New York City Comptroller Scott M. Stringer said, “Community boards are dynamic and vital parts of City government. This law is an exciting initiative for New York City’s young adults to become civically engaged in their neighborhood. The unique opportunity I was given as a teenager to join my local community board was a formative experience – helping to shape my view of community planning and my life in government. I commend Assemblymember Rozic, Senator Lanza and Governor Cuomo for their commitment in passing this legislation into law.”
“I have had the honor of working with literally hundreds of interns over the years and have seen first-hand the meaningful role that young people can play in shaping policy and enhancing our neighborhoods,” said Manhattan Borough President Gale Brewer. “This new law will further promote civic participation as well as add valuable youth perspectives and diverse skill sets to our community boards. I have advocated for this for years, and can’t wait to welcome the first group of 16 and 17-year-olds.”
“Not only will this new law expand the opportunities for young people, it will also allow for each board’s youth committee to hear from the community they serve. I was involved in civic activity in my teenage years, and I know how important it is for our young people to have a voice within the official process. This new law will allow us to create such opportunities, and I am proud to support this incredible expansion of our community boards’ membership,” said Bronx Borough President Ruben Diaz Jr.
“There are 8.3 million people in our city, and 20 percent of them are under the age of 18. These New Yorkers can now have a voice on their local community boards,” said New York City Council Member Ben Kallos. “When Scott Stringer was 16, he was appointed to his local board. He helped his community and laid the groundwork for a lifetime of public service. I believe we will see many more stories like this one now that young people can serve on their boards. I congratulate Assemblywoman Nily Rozic and Senator Andrew Lanza on passing this legislation, and thank Governor Andrew Cuomo for signing it into law.”
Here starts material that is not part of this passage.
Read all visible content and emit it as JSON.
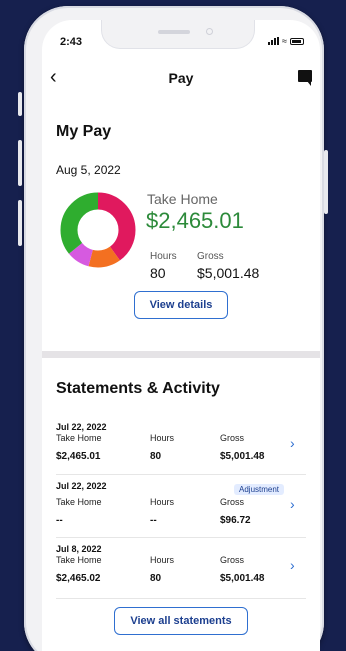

“Our bright and talented sixteen and seventeen-year-olds need a venue where they can voice their concerns and ideas for improving our neighborhoods. The community board process provides such an outlet and would greatly benefit from their injection of exuberance, a can-do attitude, and the kind of creativity that only young people bring to the table,” said Council Member Mark Levine “By creating opportunities for additional youth to join our boards, we also will help the next generation of leaders grasp the virtues of public service at a formative age and impart in them the skills to navigate the many challenges they will face in the coming years.”
“On behalf of the Police Athletic League, and the Teens On Board Coalition, we thank you for validating the voices and work of dozens of youth service and civic engagement groups who helped to gain passage of Public Officer Law legislation allowing fully vetted teens to come to the community advisory table,” said Al Kurland of the Police Athletic League. “To paraphrase a poem often quoted by another Governor Cuomo, you have ‘expanded the circle to let teen leaders in’.”
The legislation was first introduced in the State Legislature in 2008. This year the City Council passed Resolution 0115 in support of the legislation.
“Having served on my local Community Board, I know firsthand that this opportunity will not only benefit the futures of those appointed, but it will also begin a new dialogue between all members about how our communities can be better served,” added Rozic.
New York City’s 59 Community Boards will now open up their application process to sixteen- and-seventeen-year olds and their ability to contribute will be evaluated, just as other prospective members’ qualifications are evaluated.